## Problem statement
What is the number of lines in these entries that contain "chromewebdata"? State it alone.

## Supplied data

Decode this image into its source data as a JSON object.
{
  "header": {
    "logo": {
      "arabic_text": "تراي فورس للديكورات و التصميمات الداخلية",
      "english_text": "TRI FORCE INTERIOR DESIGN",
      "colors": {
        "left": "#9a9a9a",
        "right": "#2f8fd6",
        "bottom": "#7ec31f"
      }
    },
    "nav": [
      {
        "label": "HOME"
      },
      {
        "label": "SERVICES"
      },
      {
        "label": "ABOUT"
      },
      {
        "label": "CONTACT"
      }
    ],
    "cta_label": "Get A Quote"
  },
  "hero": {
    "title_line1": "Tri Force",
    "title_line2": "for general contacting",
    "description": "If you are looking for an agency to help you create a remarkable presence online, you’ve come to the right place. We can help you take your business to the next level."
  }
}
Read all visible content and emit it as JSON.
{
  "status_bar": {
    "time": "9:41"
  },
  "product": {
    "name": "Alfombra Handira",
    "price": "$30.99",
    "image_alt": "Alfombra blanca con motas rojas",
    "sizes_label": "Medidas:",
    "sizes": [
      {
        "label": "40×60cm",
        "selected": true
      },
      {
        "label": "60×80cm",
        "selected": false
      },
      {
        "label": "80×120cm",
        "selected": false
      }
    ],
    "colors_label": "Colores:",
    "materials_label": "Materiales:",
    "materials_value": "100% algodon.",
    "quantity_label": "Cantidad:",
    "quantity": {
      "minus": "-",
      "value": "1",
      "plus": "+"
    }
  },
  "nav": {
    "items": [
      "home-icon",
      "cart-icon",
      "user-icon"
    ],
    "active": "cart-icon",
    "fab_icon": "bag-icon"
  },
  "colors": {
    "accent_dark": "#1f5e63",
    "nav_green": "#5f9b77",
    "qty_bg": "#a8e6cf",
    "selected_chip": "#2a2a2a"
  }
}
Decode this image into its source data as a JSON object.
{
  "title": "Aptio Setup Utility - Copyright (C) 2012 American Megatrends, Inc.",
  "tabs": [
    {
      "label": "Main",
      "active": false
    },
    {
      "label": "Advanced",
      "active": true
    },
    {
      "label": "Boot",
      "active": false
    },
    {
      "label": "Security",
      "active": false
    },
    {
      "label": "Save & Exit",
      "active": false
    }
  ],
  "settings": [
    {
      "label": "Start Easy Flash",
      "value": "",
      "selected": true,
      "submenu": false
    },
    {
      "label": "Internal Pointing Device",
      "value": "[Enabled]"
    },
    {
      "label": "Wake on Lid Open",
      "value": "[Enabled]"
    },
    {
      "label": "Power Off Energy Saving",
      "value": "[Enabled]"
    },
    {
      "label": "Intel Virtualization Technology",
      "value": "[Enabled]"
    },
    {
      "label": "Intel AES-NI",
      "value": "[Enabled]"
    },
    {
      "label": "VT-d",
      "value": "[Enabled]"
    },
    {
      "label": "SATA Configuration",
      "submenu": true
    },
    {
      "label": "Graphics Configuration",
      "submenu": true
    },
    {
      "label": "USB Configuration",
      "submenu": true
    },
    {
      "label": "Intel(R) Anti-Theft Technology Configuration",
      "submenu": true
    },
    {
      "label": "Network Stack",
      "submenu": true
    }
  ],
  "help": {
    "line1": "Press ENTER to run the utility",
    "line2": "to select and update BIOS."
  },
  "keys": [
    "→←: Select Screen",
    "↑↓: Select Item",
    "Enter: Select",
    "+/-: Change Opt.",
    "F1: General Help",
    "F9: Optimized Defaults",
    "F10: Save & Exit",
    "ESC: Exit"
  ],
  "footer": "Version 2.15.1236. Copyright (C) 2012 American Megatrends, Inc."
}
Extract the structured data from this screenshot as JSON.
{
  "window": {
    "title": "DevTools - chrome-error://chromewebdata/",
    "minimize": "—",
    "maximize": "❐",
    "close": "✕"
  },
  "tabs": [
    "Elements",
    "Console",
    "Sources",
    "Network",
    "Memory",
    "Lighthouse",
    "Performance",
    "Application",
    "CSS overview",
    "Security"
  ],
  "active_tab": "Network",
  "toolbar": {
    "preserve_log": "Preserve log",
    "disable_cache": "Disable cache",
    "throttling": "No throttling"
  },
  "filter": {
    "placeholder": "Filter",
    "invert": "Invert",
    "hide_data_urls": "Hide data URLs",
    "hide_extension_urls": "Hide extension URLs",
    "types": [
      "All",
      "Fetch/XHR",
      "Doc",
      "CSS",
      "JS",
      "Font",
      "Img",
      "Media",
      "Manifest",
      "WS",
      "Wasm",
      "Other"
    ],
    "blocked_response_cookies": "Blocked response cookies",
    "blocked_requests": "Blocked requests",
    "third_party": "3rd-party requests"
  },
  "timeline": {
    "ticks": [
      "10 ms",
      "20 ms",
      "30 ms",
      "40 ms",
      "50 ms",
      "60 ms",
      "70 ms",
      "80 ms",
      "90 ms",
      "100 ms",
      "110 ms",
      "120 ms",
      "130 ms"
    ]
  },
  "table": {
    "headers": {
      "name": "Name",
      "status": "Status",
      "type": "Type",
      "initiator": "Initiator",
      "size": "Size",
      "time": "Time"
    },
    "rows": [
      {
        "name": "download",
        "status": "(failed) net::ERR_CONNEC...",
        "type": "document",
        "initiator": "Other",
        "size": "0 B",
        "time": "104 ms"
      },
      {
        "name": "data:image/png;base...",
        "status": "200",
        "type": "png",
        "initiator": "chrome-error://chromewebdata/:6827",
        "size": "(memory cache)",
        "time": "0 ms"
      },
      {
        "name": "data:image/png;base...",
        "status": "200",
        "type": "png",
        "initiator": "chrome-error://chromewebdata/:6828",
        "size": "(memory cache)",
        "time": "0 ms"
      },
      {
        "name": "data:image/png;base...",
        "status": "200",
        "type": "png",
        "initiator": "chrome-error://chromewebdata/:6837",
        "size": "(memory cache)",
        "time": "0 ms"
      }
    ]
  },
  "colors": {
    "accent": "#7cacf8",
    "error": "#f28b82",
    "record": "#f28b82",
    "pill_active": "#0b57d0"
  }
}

## Answer section
4